Published on Jul 1, 2011in The Journal of Sexual Medicine3.649
· DOI :10.1111/j.1743-6109.2011.02285.x

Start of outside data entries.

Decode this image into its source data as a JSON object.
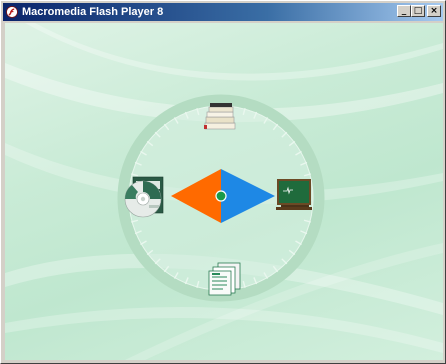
{
  "window": {
    "title": "Macromedia Flash Player 8",
    "buttons": {
      "minimize": "_",
      "maximize": "□",
      "close": "×"
    }
  },
  "colors": {
    "title_start": "#0a246a",
    "title_end": "#a6caf0",
    "stage_bg": "#c9ebd6",
    "left_diamond": "#ff6a00",
    "right_diamond": "#1e88e5",
    "center_dot": "#1a9a4a",
    "dial_ring": "#b4dcc2"
  },
  "dial": {
    "icons": {
      "top": "books-icon",
      "right": "chalkboard-icon",
      "bottom": "documents-icon",
      "left": "cd-icon"
    }
  }
}
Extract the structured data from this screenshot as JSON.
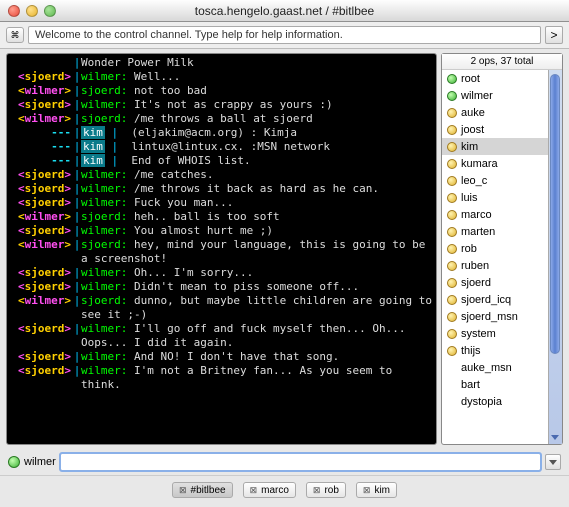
{
  "window": {
    "title": "tosca.hengelo.gaast.net / #bitlbee"
  },
  "toolbar": {
    "welcome": "Welcome to the control channel. Type help for help information.",
    "go": ">"
  },
  "chat": [
    {
      "nick": "",
      "nclass": "",
      "msg": "Wonder Power Milk"
    },
    {
      "nick": "sjoerd",
      "nclass": "c-yellow",
      "sp": "wilmer:",
      "msg": " Well..."
    },
    {
      "nick": "wilmer",
      "nclass": "c-magenta",
      "sp": "sjoerd:",
      "msg": " not too bad"
    },
    {
      "nick": "sjoerd",
      "nclass": "c-yellow",
      "sp": "wilmer:",
      "msg": " It's not as crappy as yours :)"
    },
    {
      "nick": "wilmer",
      "nclass": "c-magenta",
      "sp": "sjoerd:",
      "msg": " /me throws a ball at sjoerd"
    },
    {
      "nick": "---",
      "nclass": "c-cyan2",
      "kim": true,
      "msg": " (eljakim@acm.org) : Kimja"
    },
    {
      "nick": "---",
      "nclass": "c-cyan2",
      "kim": true,
      "msg": " lintux@lintux.cx. :MSN network"
    },
    {
      "nick": "---",
      "nclass": "c-cyan2",
      "kim": true,
      "msg": " End of WHOIS list."
    },
    {
      "nick": "sjoerd",
      "nclass": "c-yellow",
      "sp": "wilmer:",
      "msg": " /me catches."
    },
    {
      "nick": "sjoerd",
      "nclass": "c-yellow",
      "sp": "wilmer:",
      "msg": " /me throws it back as hard as he can."
    },
    {
      "nick": "sjoerd",
      "nclass": "c-yellow",
      "sp": "wilmer:",
      "msg": " Fuck you man..."
    },
    {
      "nick": "wilmer",
      "nclass": "c-magenta",
      "sp": "sjoerd:",
      "msg": " heh.. ball is too soft"
    },
    {
      "nick": "sjoerd",
      "nclass": "c-yellow",
      "sp": "wilmer:",
      "msg": " You almost hurt me ;)"
    },
    {
      "nick": "wilmer",
      "nclass": "c-magenta",
      "sp": "sjoerd:",
      "msg": " hey, mind your language, this is going to be a screenshot!"
    },
    {
      "nick": "sjoerd",
      "nclass": "c-yellow",
      "sp": "wilmer:",
      "msg": " Oh... I'm sorry..."
    },
    {
      "nick": "sjoerd",
      "nclass": "c-yellow",
      "sp": "wilmer:",
      "msg": " Didn't mean to piss someone off..."
    },
    {
      "nick": "wilmer",
      "nclass": "c-magenta",
      "sp": "sjoerd:",
      "msg": " dunno, but maybe little children are going to see it ;-)"
    },
    {
      "nick": "sjoerd",
      "nclass": "c-yellow",
      "sp": "wilmer:",
      "msg": " I'll go off and fuck myself then... Oh... Oops... I did it again."
    },
    {
      "nick": "sjoerd",
      "nclass": "c-yellow",
      "sp": "wilmer:",
      "msg": " And NO! I don't have that song."
    },
    {
      "nick": "sjoerd",
      "nclass": "c-yellow",
      "sp": "wilmer:",
      "msg": " I'm not a Britney fan... As you seem to think."
    }
  ],
  "users": {
    "summary": "2 ops, 37 total",
    "items": [
      {
        "name": "root",
        "dot": "green",
        "sel": false
      },
      {
        "name": "wilmer",
        "dot": "green",
        "sel": false
      },
      {
        "name": "auke",
        "dot": "yellow",
        "sel": false
      },
      {
        "name": "joost",
        "dot": "yellow",
        "sel": false
      },
      {
        "name": "kim",
        "dot": "yellow",
        "sel": true
      },
      {
        "name": "kumara",
        "dot": "yellow",
        "sel": false
      },
      {
        "name": "leo_c",
        "dot": "yellow",
        "sel": false
      },
      {
        "name": "luis",
        "dot": "yellow",
        "sel": false
      },
      {
        "name": "marco",
        "dot": "yellow",
        "sel": false
      },
      {
        "name": "marten",
        "dot": "yellow",
        "sel": false
      },
      {
        "name": "rob",
        "dot": "yellow",
        "sel": false
      },
      {
        "name": "ruben",
        "dot": "yellow",
        "sel": false
      },
      {
        "name": "sjoerd",
        "dot": "yellow",
        "sel": false
      },
      {
        "name": "sjoerd_icq",
        "dot": "yellow",
        "sel": false
      },
      {
        "name": "sjoerd_msn",
        "dot": "yellow",
        "sel": false
      },
      {
        "name": "system",
        "dot": "yellow",
        "sel": false
      },
      {
        "name": "thijs",
        "dot": "yellow",
        "sel": false
      },
      {
        "name": "auke_msn",
        "dot": "none",
        "sel": false
      },
      {
        "name": "bart",
        "dot": "none",
        "sel": false
      },
      {
        "name": "dystopia",
        "dot": "none",
        "sel": false
      }
    ]
  },
  "compose": {
    "nick": "wilmer",
    "value": ""
  },
  "tabs": [
    {
      "label": "#bitlbee",
      "active": true
    },
    {
      "label": "marco",
      "active": false
    },
    {
      "label": "rob",
      "active": false
    },
    {
      "label": "kim",
      "active": false
    }
  ]
}
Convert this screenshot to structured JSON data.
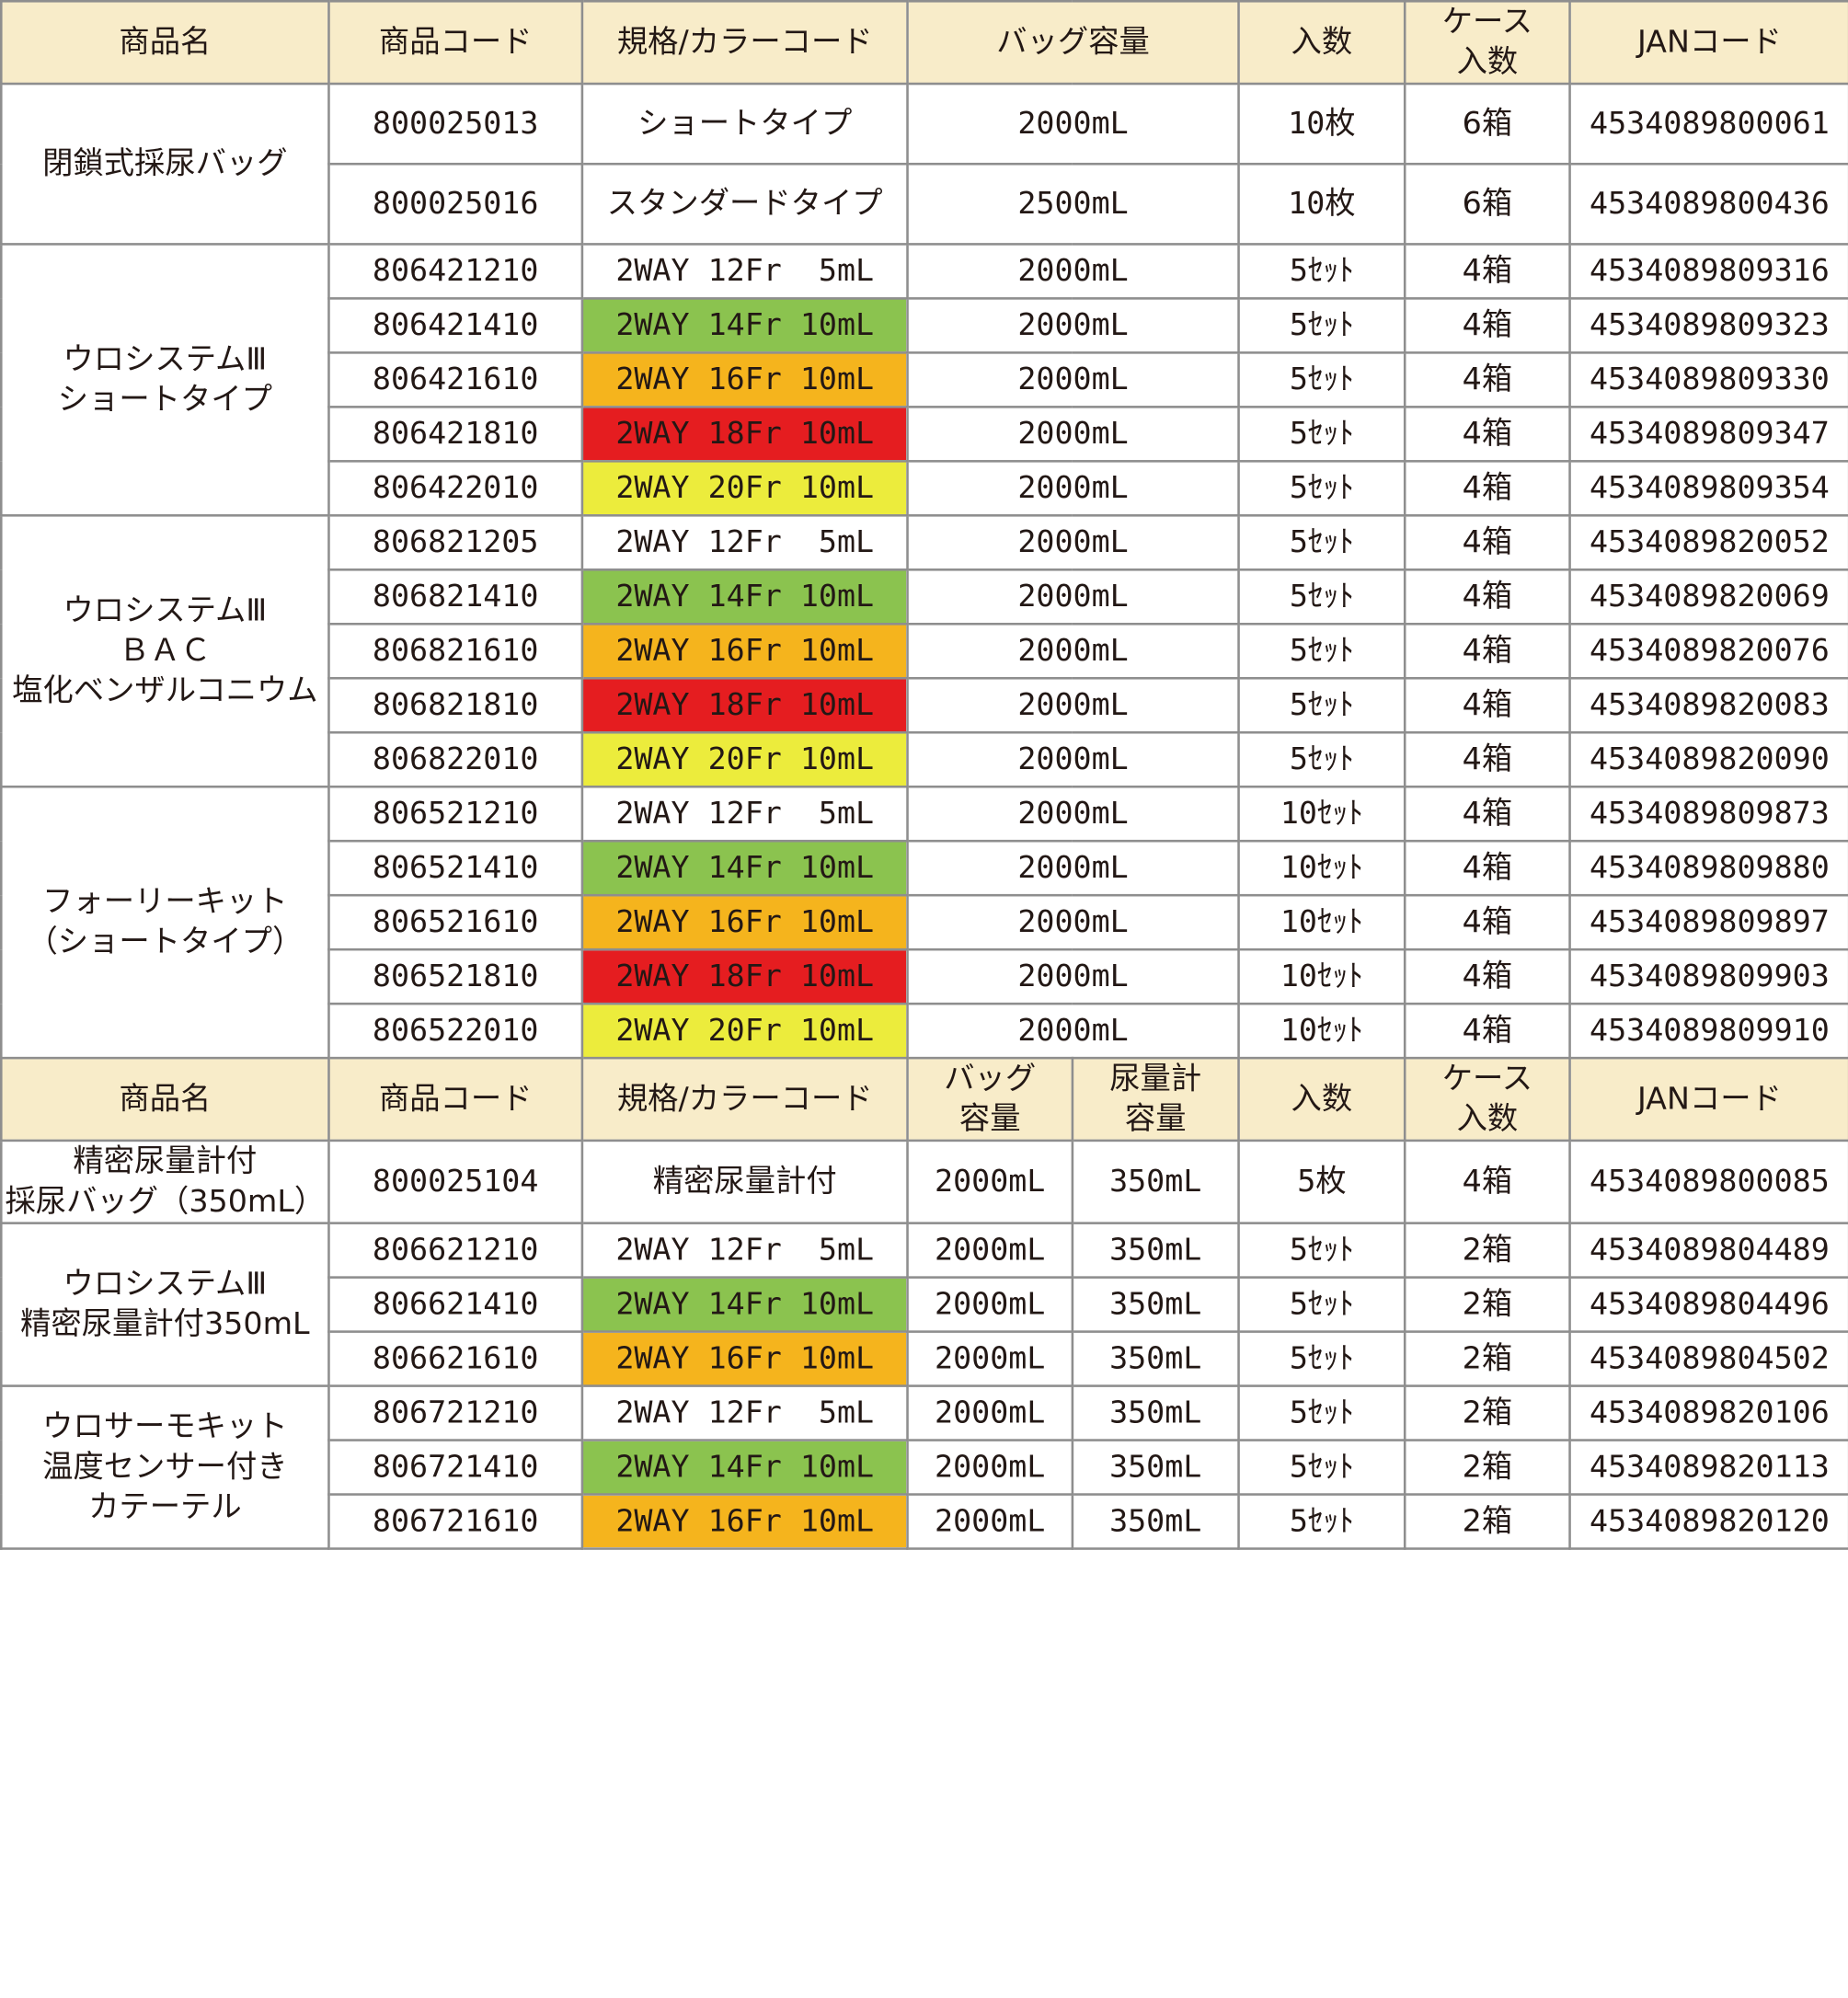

ABSTRACT Introduction Loss of penile length after penile prosthesis implantation is one of the most common complaints. There is no recognized reliable technique to gain length once the device is placed. Aims This noncontrolled pilot study was designed to evaluate the efficacy and safety of external penile traction therapy in men with a shortened penis used before inflatable prosthesis implantation. Methods Ten men with drug refractory erectile dysfunction and a complaint of a shorter penis as a result of radical prostatectomy in four, prior prosthesis explantation in four, and Peyronie's disease in two were entered into this trial. External penile traction was applied for 2–4 hours daily for 2–4 months prior to prosthesis surgery. Main Outcome Measures Baseline stretched penile length (SPL) was compared with post‐traction SPL and postimplant inflated erect length. A non‐validated questionnaire assessed patient satisfaction. Results All men completed the protocol. Daily average device use was 2–4 hours and for up to 4 months. No man had measured or perceived length loss after inflatable penile prosthesis placement. Seventy percent had measured erect length gain compared with baseline pre‐traction SPL up to 1.5 cm. There were no adverse events. Conclusion External traction therapy appears to result in a preservation of penile length, as no man had measured or perceived length loss following prosthesis placement, but in fact, a small length gain was noted in 70% of the subjects with no adverse events. The protocol is tedious and requires compliance to be effective. External traction therapy prior to inflatable penile prosthesis placement appears to preserve and possibly result in increased post‐prosthesis implant erect length. Levine LA and Rybak J. Traction therapy for men with shortened penis prior to penile prosthesis implantation: A pilot study. J Sex Med 2011;8:2112–2117.